In most cases, these overslot signings would not make up the drop expected by moving from Adley Rutschman down to any other player at #1. The only possibly intriguing option would be if Andrew Vaughn could be gotten for #3 slot money—$1.2 million less than the #1 slot—and the Orioles put that money towards Jack Leiter. That is a major risk and I would not necessarily advocate for it over Rutschman-Hinds at #1 and #42, but it does give the Orioles another option to consider.
Pick 71: Lots of Options, Little Clarity
At 71, predicting who will be available is a fool’s errand, as teams often have very divergent evaluations by that point. However, there are several players who represent intriguing possibilities, usually with one or two flaws that require fixing. With that in mind, here are four guys with good DRAFT Scores and one intriguing projectable player that have a decent chance of being available and likely wouldn’t require extra financial incentives.
Ryan Pepiot: Col RHP, BA Rank: 100, DRAFT Score: 0.87 (61st) Big righthanded starter with a plus changeup, big strikeout numbers, and a few command issues. Solid relief fallback option if he can’t start.
Nick Quintana: Col 3B, BA Rank: 82, DRAFT Score: 0.86 (63rd) Line drive gap power with room to grow, good baseball instincts in the field, but mitigated by strikeout concerns and concerning wood-bat performance.
Ryan Garcia: Col RHP, BA Rank: 90, DRAFT Score: 0.81 (68th) Nothing is plus in the pitches, but 12.4 K/9, 4.5 K/BB, and 1.88 ERA in the top two collegiate Summer leagues is hard to argue with. Strong chance to reach the majors even if the ceiling is lower.
Zach Hess: Col RHP, BA Rank: 77, DRAFT Score: 0.75 (74th) Been used out of the rotation and bullpen. Out of the pen his fastball touches 100 and his power slider is a weapon. Worth seeing if he can harness the raw stuff in a starting role with a power closer backup plan.
Matthew Lugo: HS SS, BA Rank: 74, DRAFT Score: 0.47 (153rd) Projectable Puerto Rican shortstop with power potential, plus speed, and all the defensive tools needed to stick at shortstop. However, very raw and a long way off from his full potential.
Where do We Go?
All reports indicate that the Orioles are leaning Rutschman, as I believe they should be doing. With that in mind, there won’t be much room for overslot signings beyond a couple hundred thousand dollars extra. For the rest of Day 1 of the draft, I hope the Orioles take some chances on players whose profiles present a little more risk but whose ceilings represent incredible opportunity. Rece Hinds, Ryan Zeferjahn, Ryan Pepiot, Zach Hess, Matthew Lugo, all these players would be a boon to the farm system and have the opportunity to reach incredible heights for the team.

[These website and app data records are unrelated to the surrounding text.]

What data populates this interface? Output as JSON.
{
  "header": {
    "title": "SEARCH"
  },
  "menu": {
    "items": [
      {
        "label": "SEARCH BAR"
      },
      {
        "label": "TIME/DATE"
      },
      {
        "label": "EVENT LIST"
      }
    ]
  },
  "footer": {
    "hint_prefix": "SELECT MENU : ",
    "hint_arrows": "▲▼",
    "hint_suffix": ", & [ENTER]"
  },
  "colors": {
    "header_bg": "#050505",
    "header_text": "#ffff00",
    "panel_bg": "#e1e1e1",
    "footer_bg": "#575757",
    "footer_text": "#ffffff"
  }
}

Some represent higher risk, some allow for fallback options in spite of the risk. No matter what, Mike Elias and the rest of front office are doing their homework on these and all the other options that this draft class represent, ultimately to the benefit of the team going forward.
In my next article, we’ll be looking at Rounds 3 through 10, looking for the deals that will allow the Orioles to stay in their draft pool while still maximizing their potential talent.
Dr. Stephen Loftus received his Ph.D. in Statistics from Virginia Tech in 2015 and is a Visiting Assistant Professor of Mathematical Sciences at Sweet Briar College. Prior to that, he worked as an Analyst in Baseball Research and Development for the Tampa Bay Rays, focusing on the Amateur Draft. He currently writes at FanGraphs and Baltimore Sports and Life, with previous work available at Beyond the Box Score. As a lifelong fan of the Orioles, he fondly remembers the playoff teams of 1996-97 and prefers to forget constantly impending doom of Jorge Julio, Albert Belle's contract, and most years between 1998 and 2011.